That was a major worry as I work from 10am-10pm with no breaks so I had to rely on the goodwill of friends to do that for me and pick up my race-pack etc. If I do it again I would consider taking off the friday as working a 12 hour day to 10pm (then riding home) is not ideal when you have to catch the ferry at 6am the next day!

Still, it was a bit of an adventure and a unique event so I'm glad I did the inaugural one.

Antoine said...

@Mel, I forgot to include my time!

" I was mainly aiming to finish and hoping to get under 5 hours if I did, so I was really pleased with my time of 3:54. If I get a bit fitter, alter my gearing and don't take any photos I reckon I could break 3:30."

Marla said...

Oh, thank you, thank you, thank you for the pictures! :)))

Doug said...

"don't take photos" aren't turning into a hardcore racer are you?

Really enjoyed the write-up and the pictures!

Antoine said...

Marla: My pleasure :^)

We have incredibly slow internet speeds in NZ (and it's expensive) so it takes me ages to put up a post like that, but I took the time to take the photos for you lot so I had to share them, didn't I?

Doug: Thankyou. You got a little look at what our inner-harbour islands look like. It was a particularly beautiful day out there.

There's a hardcore racer somewhere under my skin and bones!

Marla said...

I met a fellow JAFA today at the hiking store I work at. He was thru hiking on the Appalachian Trail. I learned a little bit of Kiwi ingenuity as well. We all used our heads and got a slightly broken backpack working again. Anyway, he said he used to work for one of the biggest construction companies there. I can't remember the name, but you probably know.

Antoine said...

JAFA. Ha, that's funny. Most Aucklanders have a sense of humour but some don't take to being called a JAFA very well at all!

What about the funny accent? Must have been like a scene from Flight of the Conchords.

cyclotourist said...

Antoine, thanks for the write up. Love the fact that pics were a priority for you!

Was it a field start with everyone, or did they stagger them out (no, not from the beer at the finish).

Antoine said...

Thanks CT. A bit sad really but I was thinking of my Flickr contacts and my two-and-a-half blog readers when I took the photos. I don't get to do many events like this and wanted to record it for posterity!

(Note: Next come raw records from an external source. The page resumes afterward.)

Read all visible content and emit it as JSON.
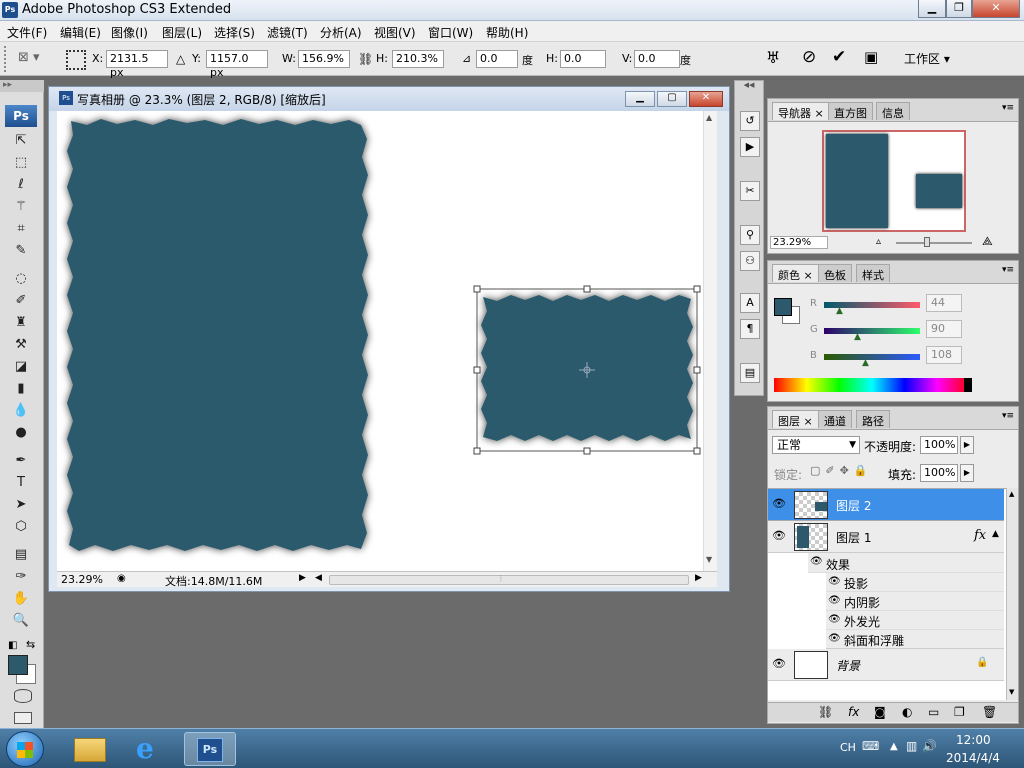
{
  "window": {
    "app_title": "Adobe Photoshop CS3 Extended"
  },
  "menu": [
    "文件(F)",
    "编辑(E)",
    "图像(I)",
    "图层(L)",
    "选择(S)",
    "滤镜(T)",
    "分析(A)",
    "视图(V)",
    "窗口(W)",
    "帮助(H)"
  ],
  "options": {
    "x_label": "X:",
    "x_value": "2131.5 px",
    "y_label": "Y:",
    "y_value": "1157.0 px",
    "w_label": "W:",
    "w_value": "156.9%",
    "h_label": "H:",
    "h_value": "210.3%",
    "rot_value": "0.0",
    "rot_unit": "度",
    "hskew_label": "H:",
    "hskew_value": "0.0",
    "vskew_label": "V:",
    "vskew_value": "0.0",
    "skew_unit": "度",
    "workspace_label": "工作区 ▾"
  },
  "document": {
    "title": "写真相册 @ 23.3% (图层 2, RGB/8) [缩放后]",
    "zoom": "23.29%",
    "doc_info": "文档:14.8M/11.6M"
  },
  "navigator": {
    "tabs": [
      "导航器",
      "直方图",
      "信息"
    ],
    "zoom": "23.29%"
  },
  "color_panel": {
    "tabs": [
      "颜色",
      "色板",
      "样式"
    ],
    "r_label": "R",
    "r": "44",
    "g_label": "G",
    "g": "90",
    "b_label": "B",
    "b": "108",
    "foreground": "#2c5a6c"
  },
  "layers_panel": {
    "tabs": [
      "图层",
      "通道",
      "路径"
    ],
    "blend_mode": "正常",
    "opacity_label": "不透明度:",
    "opacity": "100%",
    "lock_label": "锁定:",
    "fill_label": "填充:",
    "fill": "100%",
    "layers": [
      {
        "name": "图层 2",
        "selected": true
      },
      {
        "name": "图层 1",
        "fx": "fx"
      },
      {
        "name": "背景"
      }
    ],
    "effects_label": "效果",
    "effects": [
      "投影",
      "内阴影",
      "外发光",
      "斜面和浮雕"
    ]
  },
  "taskbar": {
    "lang": "CH",
    "time": "12:00",
    "date": "2014/4/4"
  },
  "colors": {
    "teal": "#2c5a6c",
    "selected_layer": "#3e8fe8"
  }
}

It was a mass-start with all 600 riders grinding up a never-ending gravel road. Overtaking was difficult and it was pretty frustrating on a singlespeed because a lot of people were riding very SLOOOOW and my cadence was ridiculously low.

cyclotourist said...

That mass start much have been pretty crazy! Any video of it lying around the interwebs?

You know, unless it's going to stop you from coming in first, riders #2 through 600 might as well stop and take some pics!